In Ringer’s Handbook of Therapeutics, Ringer proclaimed that ‘no drug was more valuable than aconite for controlling inflammation‘, and he also spoke favourably about Chloride of Ammonia (homeopathic ammonium muriaticum), and arsenicum is recommended to be used along homeopathic guidelines, ‘as if the author was a homeopath’, and of camphor – ‘its benign influence in cholera is most conspicuous‘, he recommends ipecacuanha for vomiting, mercury for hepatic problems, belladonna in 10 minim doses for bronchitis, the use of tiny doses (100th of a grain), and also the use of highly dilute homeopathic doses ‘… An examination of this latest systematic work on therapeutics by a Profession of the dominant school shows us how rapidly the teachings of that school are converging towards the specific doctrines of the homeopathic school: in fact, we might give many extracts from the work before us which might equally well have appeared in the work of a writer on homeopathic therapeutics…’ (John James Drysdale, Robert Ellis Dudgeon, Richard Hughes (Eds.), The British Journal of Homeopath, Volume XXVII, (Henry Turner 77 Fleet Street, 1869), Pages 516-518).

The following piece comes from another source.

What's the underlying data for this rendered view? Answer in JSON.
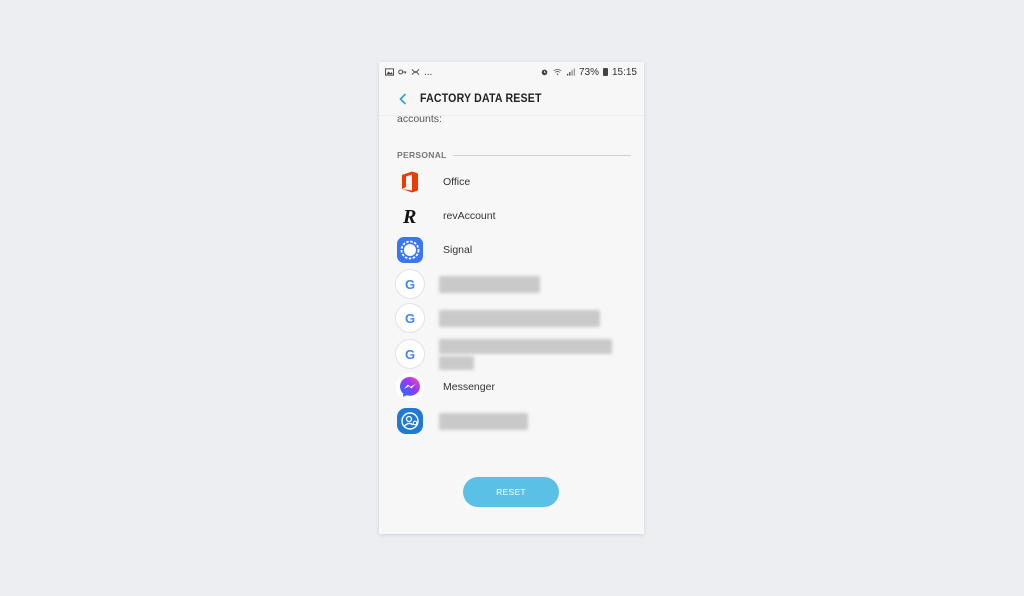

Ringer advises taking the totality of the symptoms of digitalis into consideration when regarding the drug, and Ringer was among the first of allopaths to call attention to the value of the homeopathic use of certain drugs (Anon, The Century, Volume 24, (Century Company, 1882). Page 150), and demonstrated such open support for homeopathy that this led to criticism from allopaths, and Ringer was accused of having ‘homeopathic tendencies’ (H. K Lewis, Lewis’s 1844-1944: a brief account of a century’s work, (H.K. Lewis & Co, Lewis (H. K.) and Company, ltd., publishers, London, 1945). Pages 14-17), Continue reading Sydney Ringer 1836 – 1910

Epidemic Man and his Visitations

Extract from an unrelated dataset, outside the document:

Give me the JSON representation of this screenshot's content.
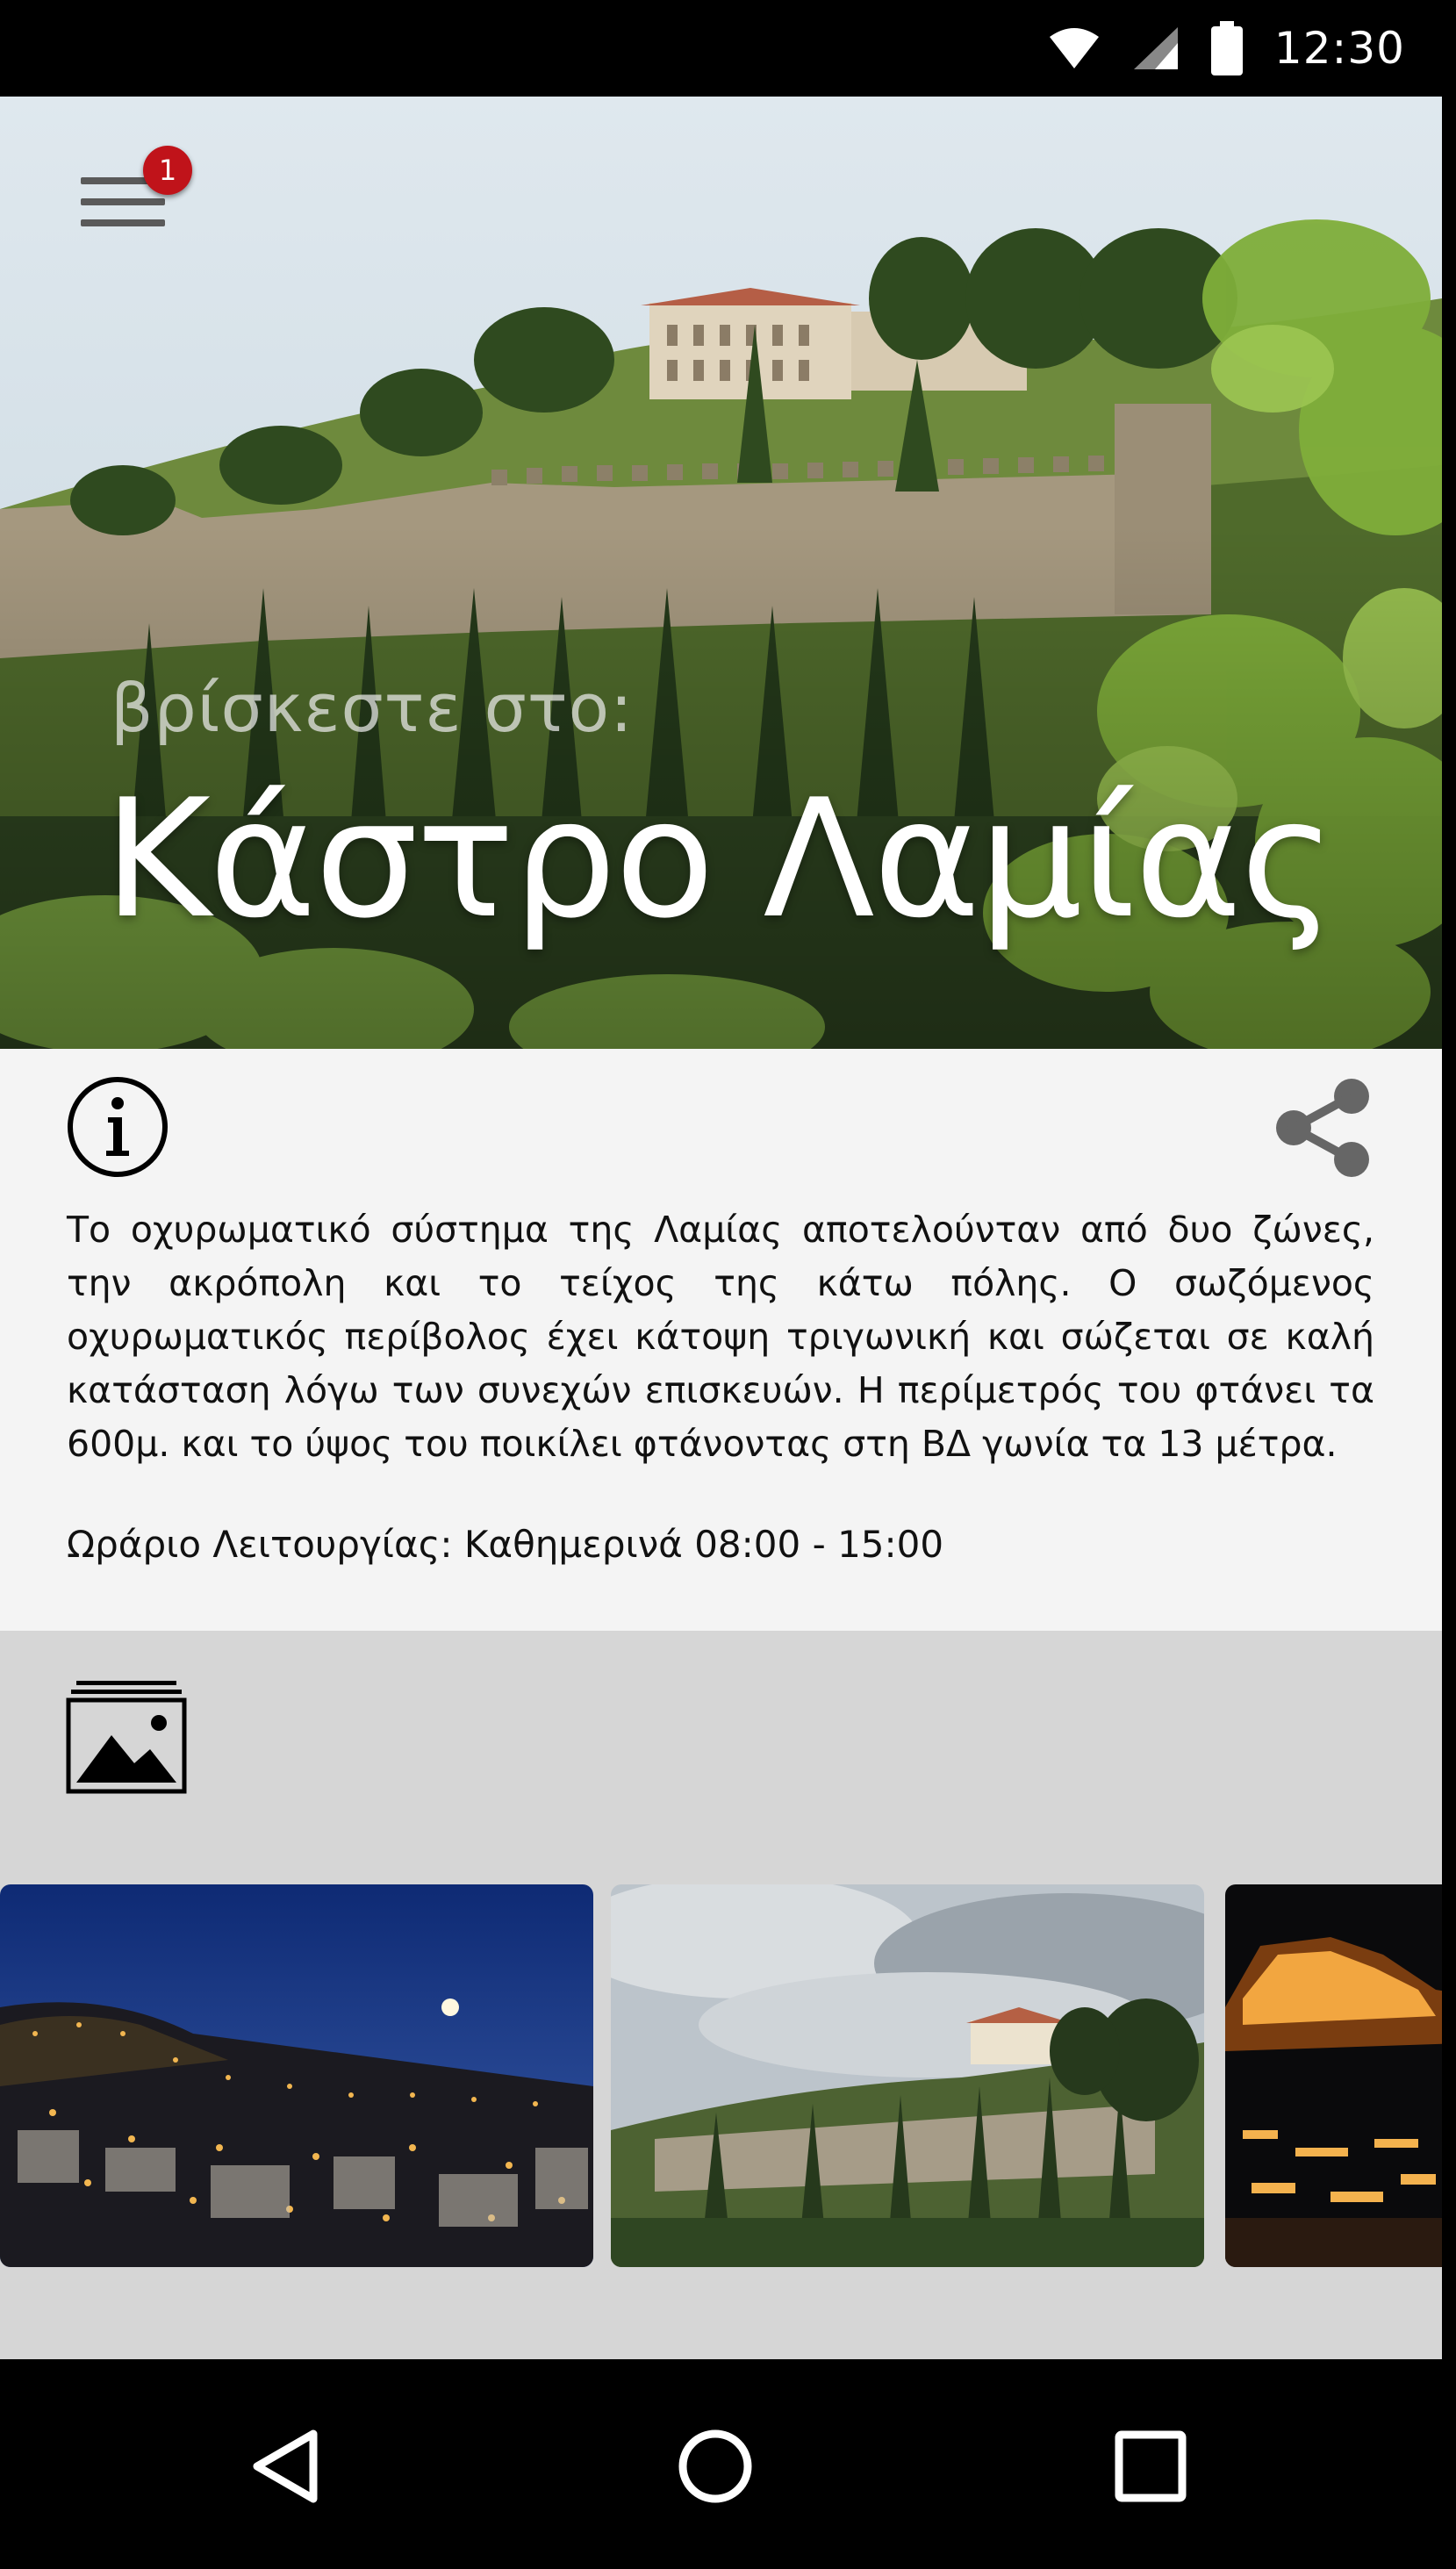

Epidemic Man and his Visitations by James John Garth Wilkinson 1893

In this book written by James John Garth Wilkinson in 1893, the author outlines the true causes of epidemics, pestilences, wars, violence and disease.

James John Garth Wilkinson explains how the ‘Spiritual World’ rebounds in a circle of mischief, as the stronger Nations suffer from ‘the lust of eating everything up’, which creates starvation in weaker Nations, creating a panic of ‘advancing death’, and disease which emerges in weaker Nations and then rebound back on the stronger Nations ‘to complete the round and finish the war’.

James John Garth Wilkinson calls these effects ‘evil correspondences’, as the stronger Nations can deny all responsibility for them.

James John Garth Wilkinson explains that ‘the attitude of Man to the World is the source of all his bliss and his woes. This manifests into the World in the ‘misuse of the soil of many ages’, resulting in pestilence, violence and warfare… and all at the expense of Man’s better nature’. Continue reading Epidemic Man and his Visitations

The Homeopathic Convalescent Home Eastbourne

The Homeopathic Convalescent Home EastbourneThe Homeopathic Convalescent Home in Eastbourne (*photo used courtesy of Homéopathe International by Sylvain Cazalet at PHOTOTHÈQUE HOMÉOPATHIQUE) 36, Enys Road, corner of Enys and Carew Roads (nearly opposite the Princess Alice Memorial Hospital), opened in 1888 under the management (Anon, The Hahnemannian Monthly, Volume 53, (LaBarre Printing Company, 1918). Page 318) of the London Homeopathic Hospital,

Continue reading The Homeopathic Convalescent Home Eastbourne